Creating the standard plot chart for this story isn't quite as straightforward as it is for other short stories. The reason for this is because the story isn't told chronologically. A fairly substantial flashback occurs in part 2, so a reader has to decide whether or not that is part of the exposition, rising action, or both.
I don't feel comfortable saying that the exposition is entirely in section 2. Readers are introduced in section 1 to a man being hanged. The story begins en medias res; however, that still counts as an exposition. This starting format is a standard "how did we get here" approach, and we aren't given many details of who the main character is before being hit with rising actions involving the soldiers moving into their final positions before dropping the man from the bridge.
I would claim that part 2 is a big rising action in and of itself as well. It doesn't fit chronologically because it gives exposition details about who Farquhar is and why he was on the bridge; however, the entire section adds massive tension to the story because readers know the man is falling, but we are ripped away from that moment. Bierce is holding our tension for a longer period of time by not letting us know what is happening to the man on the bridge. Section 2 ends with another small piece of information that further increases tension because we are told that Farquhar was clandestinely setup.
An hour later, after nightfall, he repassed the plantation, going northward in the direction from which he had come. He was a Federal scout.
Section 3 contains rising action after rising action. Farquhar's escape is both harrowing and miraculous, and things seem to get worse and worse. The climax occurs when Farquhar evades the final shot of grapeshot and plunges into the forest. Readers relax at this point, and Farquhar does as well. He's traveling home. This sequence is the falling action, and the conclusion is his death by hanging on the bridge. Readers realize that Farquhar imagined the entire escape.
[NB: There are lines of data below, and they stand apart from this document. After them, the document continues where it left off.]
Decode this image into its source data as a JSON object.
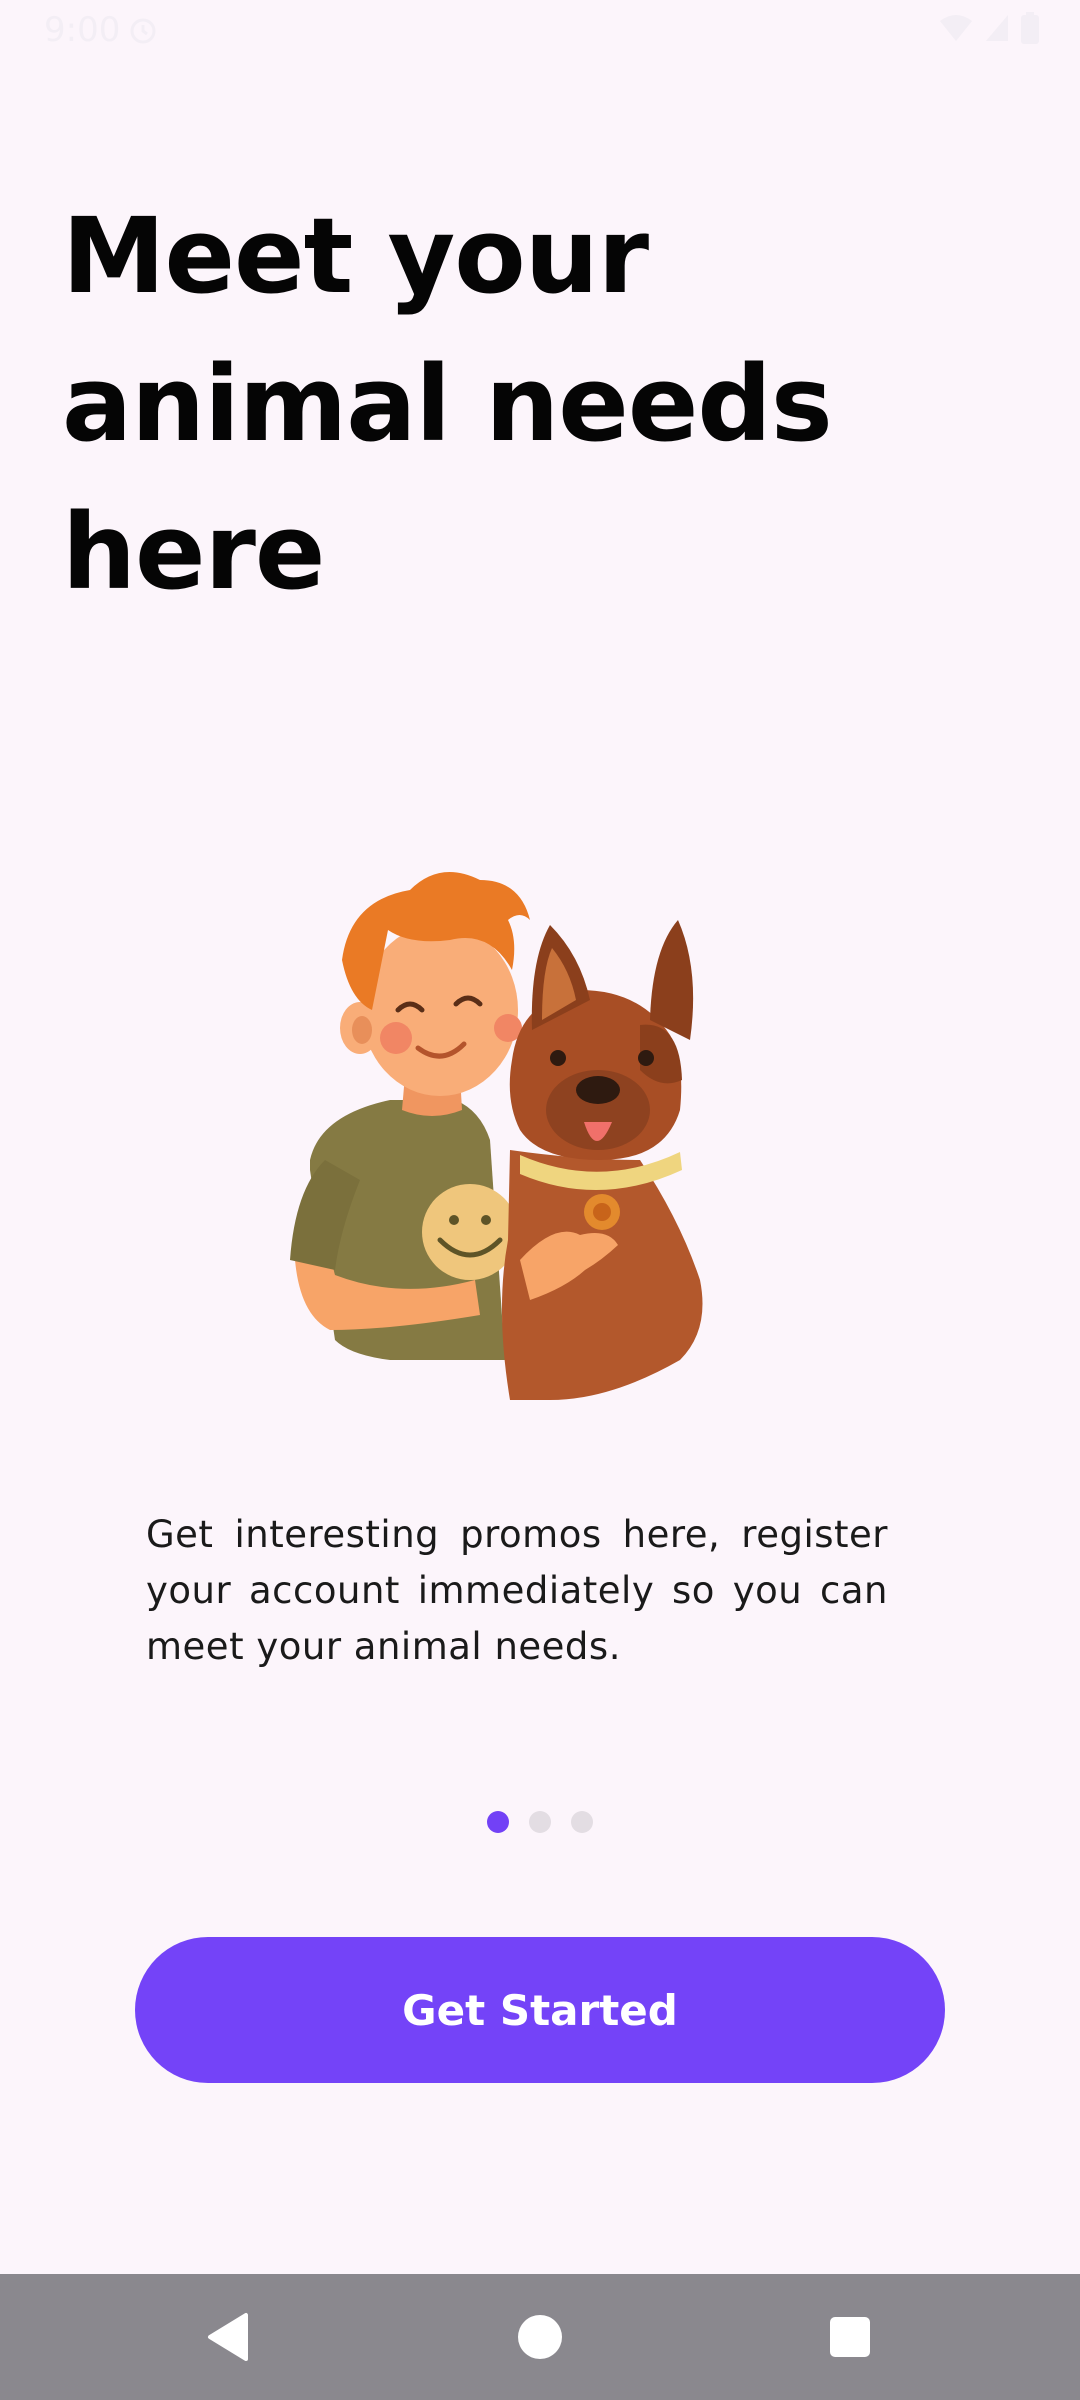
{
  "status_bar": {
    "time": "9:00"
  },
  "headline": {
    "line1": "Meet your",
    "line2": "animal needs",
    "line3": "here"
  },
  "description": "Get interesting promos here, register your account immediately so you can meet your animal needs.",
  "pagination": {
    "total": 3,
    "active_index": 0
  },
  "cta_label": "Get Started",
  "colors": {
    "accent": "#7443f8",
    "background": "#fcf5fb",
    "nav_bar": "#8a888e"
  },
  "icons": {
    "status": [
      "clock-icon",
      "wifi-icon",
      "signal-icon",
      "battery-icon"
    ],
    "nav": [
      "back-icon",
      "home-icon",
      "recents-icon"
    ]
  }
}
Peyton Fahrquhar was dead; his body, with a broken neck, swung gently from side to side beneath the timbers of the Owl Creek bridge.